WHAT YOU SHOULD DO:
Your answer should hold all lines of the entries that include the word "khoản".

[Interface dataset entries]
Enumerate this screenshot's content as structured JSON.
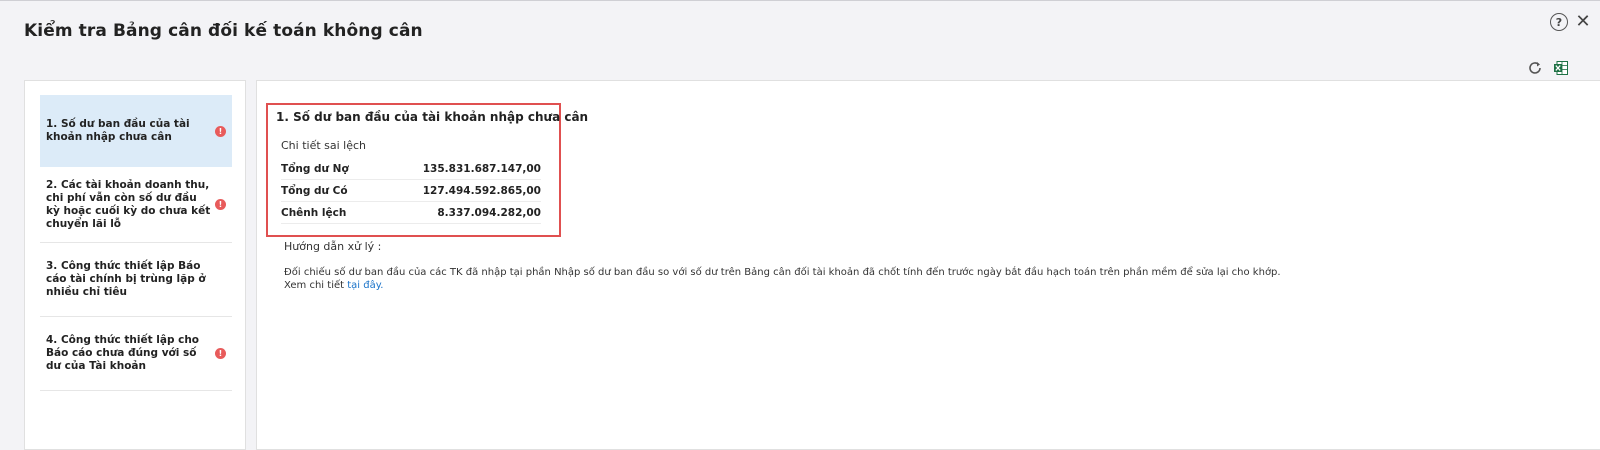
{
  "dialog": {
    "title": "Kiểm tra Bảng cân đối kế toán không cân",
    "help_symbol": "?",
    "close_symbol": "✕"
  },
  "nav": {
    "items": [
      {
        "label": "1. Số dư ban đầu của tài khoản nhập chưa cân",
        "warning": true,
        "active": true
      },
      {
        "label": "2. Các tài khoản doanh thu, chi phí vẫn còn số dư đầu kỳ hoặc cuối kỳ do chưa kết chuyển lãi lỗ",
        "warning": true,
        "active": false
      },
      {
        "label": "3. Công thức thiết lập Báo cáo tài chính bị trùng lặp ở nhiều chỉ tiêu",
        "warning": false,
        "active": false
      },
      {
        "label": "4. Công thức thiết lập cho Báo cáo chưa đúng với số dư của Tài khoản",
        "warning": true,
        "active": false
      }
    ],
    "warning_symbol": "!"
  },
  "detail": {
    "title": "1. Số dư ban đầu của tài khoản nhập chưa cân",
    "subtitle": "Chi tiết sai lệch",
    "rows": [
      {
        "label": "Tổng dư Nợ",
        "value": "135.831.687.147,00"
      },
      {
        "label": "Tổng dư Có",
        "value": "127.494.592.865,00"
      },
      {
        "label": "Chênh lệch",
        "value": "8.337.094.282,00"
      }
    ],
    "guide_title": "Hướng dẫn xử lý :",
    "guide_text": "Đối chiếu số dư ban đầu của các TK đã nhập tại phần Nhập số dư ban đầu so với số dư trên Bảng cân đối tài khoản đã chốt tính đến trước ngày bắt đầu hạch toán trên phần mềm để sửa lại cho khớp.",
    "guide_more_prefix": "Xem chi tiết ",
    "guide_link": "tại đây."
  },
  "colors": {
    "accent_link": "#1a73c9",
    "warning": "#e85b5b",
    "highlight_border": "#e05050",
    "active_item_bg": "#dcebf8",
    "excel_green": "#1e7145"
  }
}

TASK ANSWER:
        "label": "1. Số dư ban đầu của tài khoản nhập chưa cân",
        "label": "2. Các tài khoản doanh thu, chi phí vẫn còn số dư đầu kỳ hoặc cuối kỳ do chưa kết chuyển lãi lỗ",
        "label": "4. Công thức thiết lập cho Báo cáo chưa đúng với số dư của Tài khoản",
    "title": "1. Số dư ban đầu của tài khoản nhập chưa cân",
    "guide_text": "Đối chiếu số dư ban đầu của các TK đã nhập tại phần Nhập số dư ban đầu so với số dư trên Bảng cân đối tài khoản đã chốt tính đến trước ngày bắt đầu hạch toán trên phần mềm để sửa lại cho khớp.",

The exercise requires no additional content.